Jan extended his hand out for a handshake, but Hanna refused to reciprocate and walked away. That was their last encounter in Bangkok.

According to Hanna, Jan (not his real name), was convicted by a Dutch Court for possession and dissemination of over 5,000 “extremely violent” child  pornography files and has served about a year and a half in prison before being released on probation last year. “That’s why when I saw him, I was shocked. To me it was like I saw a murderer.”

Hanna told me the Dutch authorities should have monitored him more closely and not allowed to travel to countries known for pedophilia-related activities and sexual exploitation of children.

Hanna said the court has not said he has a travel ban per se. Although convicted pedophiles like Jan who is still on probation needs to get an approval from an office, which is part of the Justice Ministry, before traveling abroad outside the EU zone (as there is no travel restrictions within EU zone). And Thailand, along with Cambodia and the Philippines, are preferred destinations for Dutch pedophiles.

“Thailand is one of the top destinations for people engaging in this child-sex industry.”

Indeed, we read news about pedophile-related crimes every now and then, the latest one being earlier this week when Matichon, a sister daily of Khaosod English, reports a move in Phuket’s Soi Bangla of Patong Beach where bar business operators met on Monday to adhere to a rule not to hire anyone below the age of 18 for sex work.

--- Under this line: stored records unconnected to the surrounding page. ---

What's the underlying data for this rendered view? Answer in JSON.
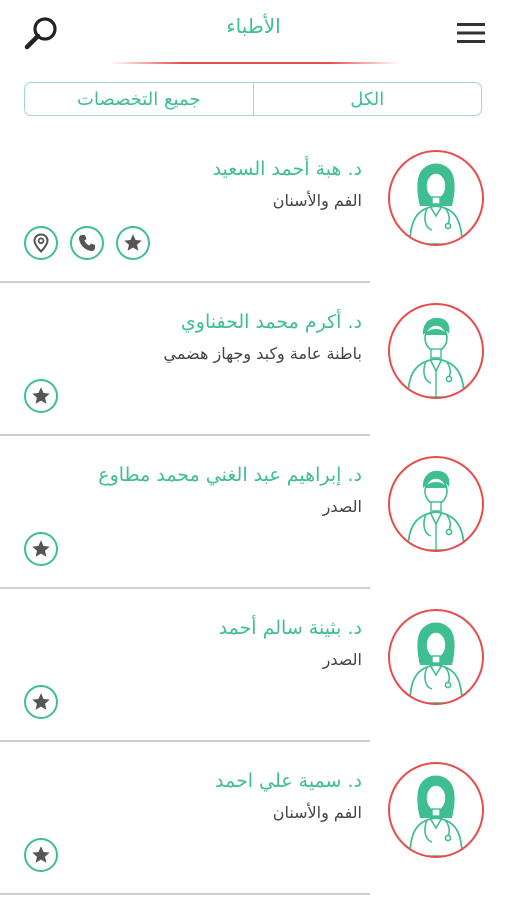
{
  "header": {
    "title": "الأطباء",
    "search_icon": "search-icon",
    "menu_icon": "hamburger-menu-icon"
  },
  "filters": {
    "all_label": "الكل",
    "specialties_label": "جميع التخصصات"
  },
  "colors": {
    "accent": "#3fbf8f",
    "ring": "#e84c4c",
    "text": "#444444",
    "divider": "#cfcfcf"
  },
  "doctors": [
    {
      "name": "د. هبة أحمد السعيد",
      "specialty": "الفم والأسنان",
      "gender": "female",
      "actions": [
        "location-icon",
        "phone-icon",
        "star-icon"
      ]
    },
    {
      "name": "د. أكرم محمد الحفناوي",
      "specialty": "باطنة عامة وكبد وجهاز هضمي",
      "gender": "male",
      "actions": [
        "star-icon"
      ]
    },
    {
      "name": "د. إبراهيم عبد الغني محمد مطاوع",
      "specialty": "الصدر",
      "gender": "male",
      "actions": [
        "star-icon"
      ]
    },
    {
      "name": "د. بثينة سالم أحمد",
      "specialty": "الصدر",
      "gender": "female",
      "actions": [
        "star-icon"
      ]
    },
    {
      "name": "د. سمية علي احمد",
      "specialty": "الفم والأسنان",
      "gender": "female",
      "actions": [
        "star-icon"
      ]
    }
  ]
}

The move came after a recent police raid at one bar where underage sex workers were found. The nightlife business operators fear it will affect the image of the area, which is popular among foreign tourists.

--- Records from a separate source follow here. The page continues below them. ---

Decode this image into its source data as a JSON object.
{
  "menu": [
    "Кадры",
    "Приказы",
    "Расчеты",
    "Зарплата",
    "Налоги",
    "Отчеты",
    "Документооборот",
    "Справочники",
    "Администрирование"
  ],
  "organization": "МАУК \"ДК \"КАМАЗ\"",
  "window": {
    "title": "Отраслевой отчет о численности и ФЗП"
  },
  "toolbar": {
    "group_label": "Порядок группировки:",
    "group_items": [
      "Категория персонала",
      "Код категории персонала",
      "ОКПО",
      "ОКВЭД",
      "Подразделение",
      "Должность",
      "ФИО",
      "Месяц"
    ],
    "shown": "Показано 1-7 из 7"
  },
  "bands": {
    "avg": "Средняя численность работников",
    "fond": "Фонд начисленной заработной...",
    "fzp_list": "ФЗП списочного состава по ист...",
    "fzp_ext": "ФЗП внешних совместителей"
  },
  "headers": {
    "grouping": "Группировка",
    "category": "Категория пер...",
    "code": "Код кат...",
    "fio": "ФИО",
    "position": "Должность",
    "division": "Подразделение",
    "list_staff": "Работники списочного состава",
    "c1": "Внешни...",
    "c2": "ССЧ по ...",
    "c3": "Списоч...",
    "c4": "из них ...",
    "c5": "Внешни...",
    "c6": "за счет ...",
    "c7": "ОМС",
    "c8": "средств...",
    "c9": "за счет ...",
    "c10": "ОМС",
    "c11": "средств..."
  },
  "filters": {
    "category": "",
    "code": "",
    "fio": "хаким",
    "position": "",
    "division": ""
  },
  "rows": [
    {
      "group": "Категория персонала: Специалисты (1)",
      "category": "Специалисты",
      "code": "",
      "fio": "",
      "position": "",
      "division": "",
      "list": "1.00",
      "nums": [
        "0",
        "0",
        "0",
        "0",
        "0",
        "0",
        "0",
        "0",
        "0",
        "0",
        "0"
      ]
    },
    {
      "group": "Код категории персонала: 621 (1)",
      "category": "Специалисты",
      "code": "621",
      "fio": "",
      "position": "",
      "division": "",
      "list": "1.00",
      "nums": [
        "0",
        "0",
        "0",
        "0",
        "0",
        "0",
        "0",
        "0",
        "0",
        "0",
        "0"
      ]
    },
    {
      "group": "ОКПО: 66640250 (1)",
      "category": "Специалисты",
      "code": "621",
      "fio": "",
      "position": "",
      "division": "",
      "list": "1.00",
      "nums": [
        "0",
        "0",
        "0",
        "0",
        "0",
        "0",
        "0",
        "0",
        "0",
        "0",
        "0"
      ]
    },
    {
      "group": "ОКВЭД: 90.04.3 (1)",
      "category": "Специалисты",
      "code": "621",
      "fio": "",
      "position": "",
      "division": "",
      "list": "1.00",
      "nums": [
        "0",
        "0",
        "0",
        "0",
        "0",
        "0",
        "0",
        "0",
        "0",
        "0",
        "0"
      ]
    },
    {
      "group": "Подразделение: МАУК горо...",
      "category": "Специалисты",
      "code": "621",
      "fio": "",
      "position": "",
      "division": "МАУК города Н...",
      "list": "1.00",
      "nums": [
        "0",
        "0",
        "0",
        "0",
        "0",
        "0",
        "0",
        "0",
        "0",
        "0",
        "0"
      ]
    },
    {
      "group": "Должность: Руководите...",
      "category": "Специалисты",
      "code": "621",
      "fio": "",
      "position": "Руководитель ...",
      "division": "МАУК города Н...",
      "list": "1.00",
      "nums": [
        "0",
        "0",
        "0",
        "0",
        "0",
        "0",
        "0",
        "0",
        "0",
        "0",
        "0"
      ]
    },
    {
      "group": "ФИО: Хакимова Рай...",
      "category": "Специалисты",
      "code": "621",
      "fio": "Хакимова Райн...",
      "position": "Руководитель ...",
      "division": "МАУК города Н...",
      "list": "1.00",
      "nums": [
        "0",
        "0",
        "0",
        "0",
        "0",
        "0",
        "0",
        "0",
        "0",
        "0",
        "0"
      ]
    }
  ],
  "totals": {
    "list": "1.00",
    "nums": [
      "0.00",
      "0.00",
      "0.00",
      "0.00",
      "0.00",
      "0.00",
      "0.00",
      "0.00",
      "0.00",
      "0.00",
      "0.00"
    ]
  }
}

Back to Bangkok, there would not be any arrest of people like Jan because he has served his time in prison and is now considered a free man, at least as far as Thailand is concerned.

I told Hanna the Thai authorities would not be keen because they are more concerned about getting more and more foreign tourists visiting the country.

Hanna posted on Twitter and Instagram about his encounter and alerted a Dutch NGO, which managed to pull strings and confirmed that Jan had quickly left Bangkok after the encounter with him.

He said Dutch public radio then contacted him and wanted to interview him. At the last minute, the radio program pulled out because the politician from a political party which support a travel ban on people like Jan told the radio it is a private matter.

“The program wanted to make it happen but said they needed a politician or expert in the episode to make it a discussion. So, they cancelled it due to the fact that no relevant politician or lawyer wanted to talk about the issue.”

“[They] cancelled it, saying it’s a private matter. We have a problem talking about the issue and not getting emotional,” Hanna told me.

Hanna added it is surreal, however, as in Holland, you cannot leave the country if you have not paid your parking fine.

“You can be stopped at the airport. I think it doesn’t make sense. They put children here at risk. I am criticizing my country for not doing the right thing. People here deserve better than that,” he said, adding that underage Thais should not be exploited due to the gap of income between Thailand and the Netherlands.


May be Thailand needs to implement a certain system, he added.

Listening to Hanna’s last words, a recommendation for Thailand, I wonder if I should, or could, expect more from Thai society, particularly the Thai authorities, to tackle the issue which has left some young Thais vulnerable or with permanent psychological scars as a result of sexual exploitations.

Perhaps Thai NGOs could keep tabs on the names of these convicted foreign pedophiles and send it to the Thai Immigration Police to monitor? I offered no words to Hanna that would encourage him to expect more.